What are some of your hobbies? What do you do in your spare time?
Shopping. Shopping, SHOPPING!
Can you define spare time? I don’t think it is in my vocabulary.
If you could travel anywhere, where would you go? What would you do? What are three things that you would bring with you?
Probably anyplace I haven’t been yet. I love to explore new places. I have been lucky enough to do a lot of traveling in my life, both for business and pleasure. The more of the world I see, the more I want to see. As for the things I’d bring: I’ll quote Mae West (but it is four things): "A mink in the closet, a Jaguar in the garage, a tiger in the bedroom and a jackass to pay the bills.” I guess I could forget the Jaguar for now – Oh, and I’d prefer a stable.
What advice would you give to a young actor? To a young director? To a young audience member?
To the Actors and Directors: Follow your dreams, go out on limbs, listen and learn from everyone, and everything. Experience life, all aspects both good and bad. Have a life of experience you can draw from when you are creating characters and telling stories.
To the audience: SEE THEATRE, EVERYTHING you can. Things you’ve never heard of, by writers and directors you will never hear of again, featuring actors that aren’t your friends and family.
What is one thing that you could never give up? What is one thing that you wish that you could give up?
Cheese. I’m a Wisconsin boy – enough said.
Hmm – can’t think of anything – can I get back to you?
In what do you believe?
“I believe that children are our future, teach them well, and let them lead the way.”
Oh? That wasn’t a musical cue?
Do you have any upcoming projects?
Up Next: Showboat – that little show. Cast of 48, orchestra of 27, a boat, a car, a story spanning 40 years, featuring one of the most beautiful scores ever written.

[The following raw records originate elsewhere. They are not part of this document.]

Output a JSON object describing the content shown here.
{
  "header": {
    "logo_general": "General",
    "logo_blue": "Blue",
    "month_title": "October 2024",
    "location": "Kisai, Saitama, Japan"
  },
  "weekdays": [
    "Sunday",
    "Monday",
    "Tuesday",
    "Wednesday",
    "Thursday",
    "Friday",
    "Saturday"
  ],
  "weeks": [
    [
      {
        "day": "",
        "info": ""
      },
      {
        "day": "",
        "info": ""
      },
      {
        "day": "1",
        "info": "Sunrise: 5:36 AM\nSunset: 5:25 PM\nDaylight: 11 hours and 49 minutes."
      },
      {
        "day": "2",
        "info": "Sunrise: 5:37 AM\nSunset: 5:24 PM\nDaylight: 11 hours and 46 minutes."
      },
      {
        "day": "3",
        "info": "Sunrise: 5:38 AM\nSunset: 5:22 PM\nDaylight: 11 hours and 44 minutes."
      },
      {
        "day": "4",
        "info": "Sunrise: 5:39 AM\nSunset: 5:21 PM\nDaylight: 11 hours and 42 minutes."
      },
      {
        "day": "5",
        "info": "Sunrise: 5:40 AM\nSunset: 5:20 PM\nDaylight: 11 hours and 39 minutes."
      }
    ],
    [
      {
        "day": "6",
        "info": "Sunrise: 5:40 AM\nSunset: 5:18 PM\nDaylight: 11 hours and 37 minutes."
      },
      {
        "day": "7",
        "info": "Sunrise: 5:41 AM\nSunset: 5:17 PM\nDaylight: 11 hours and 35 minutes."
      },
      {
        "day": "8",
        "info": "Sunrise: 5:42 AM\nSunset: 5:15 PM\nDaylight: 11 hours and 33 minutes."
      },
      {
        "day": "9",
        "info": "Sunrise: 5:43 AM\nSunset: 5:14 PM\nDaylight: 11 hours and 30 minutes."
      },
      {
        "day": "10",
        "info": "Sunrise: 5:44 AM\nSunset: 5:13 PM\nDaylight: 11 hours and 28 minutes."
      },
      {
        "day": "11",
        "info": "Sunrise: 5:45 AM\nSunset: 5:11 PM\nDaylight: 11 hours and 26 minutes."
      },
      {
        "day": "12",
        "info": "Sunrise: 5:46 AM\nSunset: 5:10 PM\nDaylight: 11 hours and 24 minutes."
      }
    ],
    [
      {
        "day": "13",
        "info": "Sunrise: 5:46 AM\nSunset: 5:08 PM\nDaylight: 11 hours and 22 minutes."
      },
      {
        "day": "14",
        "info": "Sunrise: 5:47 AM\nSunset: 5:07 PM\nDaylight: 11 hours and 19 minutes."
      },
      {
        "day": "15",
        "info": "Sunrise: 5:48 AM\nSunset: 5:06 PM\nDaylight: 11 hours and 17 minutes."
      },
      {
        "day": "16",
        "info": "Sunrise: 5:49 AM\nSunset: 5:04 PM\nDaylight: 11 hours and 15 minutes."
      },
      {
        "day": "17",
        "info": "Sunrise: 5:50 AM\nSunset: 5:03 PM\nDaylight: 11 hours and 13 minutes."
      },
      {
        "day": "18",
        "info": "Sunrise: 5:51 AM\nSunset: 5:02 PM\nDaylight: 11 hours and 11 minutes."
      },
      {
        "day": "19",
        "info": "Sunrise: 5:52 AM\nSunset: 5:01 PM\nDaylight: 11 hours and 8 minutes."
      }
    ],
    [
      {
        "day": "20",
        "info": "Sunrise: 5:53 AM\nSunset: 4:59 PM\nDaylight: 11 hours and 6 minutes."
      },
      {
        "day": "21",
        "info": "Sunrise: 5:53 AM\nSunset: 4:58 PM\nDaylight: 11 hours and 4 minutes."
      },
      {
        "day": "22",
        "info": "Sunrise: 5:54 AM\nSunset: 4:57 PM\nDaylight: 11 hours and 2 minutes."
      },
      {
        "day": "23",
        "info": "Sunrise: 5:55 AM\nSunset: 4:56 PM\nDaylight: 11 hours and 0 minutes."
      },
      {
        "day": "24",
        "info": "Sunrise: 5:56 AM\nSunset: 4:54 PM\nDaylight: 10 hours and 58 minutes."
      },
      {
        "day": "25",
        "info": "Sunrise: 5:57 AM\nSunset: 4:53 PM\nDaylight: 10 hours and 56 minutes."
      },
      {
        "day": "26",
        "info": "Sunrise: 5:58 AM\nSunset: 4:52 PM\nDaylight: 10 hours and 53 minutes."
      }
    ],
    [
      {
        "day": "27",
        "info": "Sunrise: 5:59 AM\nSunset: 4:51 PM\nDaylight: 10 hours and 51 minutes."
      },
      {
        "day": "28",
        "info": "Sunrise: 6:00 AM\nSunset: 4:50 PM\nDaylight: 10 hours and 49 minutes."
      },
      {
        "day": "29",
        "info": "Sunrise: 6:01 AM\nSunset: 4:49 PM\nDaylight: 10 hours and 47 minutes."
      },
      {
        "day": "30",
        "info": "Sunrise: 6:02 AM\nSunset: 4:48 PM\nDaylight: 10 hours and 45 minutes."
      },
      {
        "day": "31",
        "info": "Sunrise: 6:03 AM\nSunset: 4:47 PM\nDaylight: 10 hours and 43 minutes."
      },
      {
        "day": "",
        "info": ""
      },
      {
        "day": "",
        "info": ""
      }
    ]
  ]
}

I’m co-directing with my partner Meg Fofonoff. I can’t wait to start.
Also still finalizing next season’s line-up. It looks like it’s gonna be a “not to miss” season.
Do you have anything else to share with our ArtsImpulse readers?
I’m registered at Tiffany’s and gifts can be sent to me at . . . – I’ve probably shared enough – is anyone still reading this?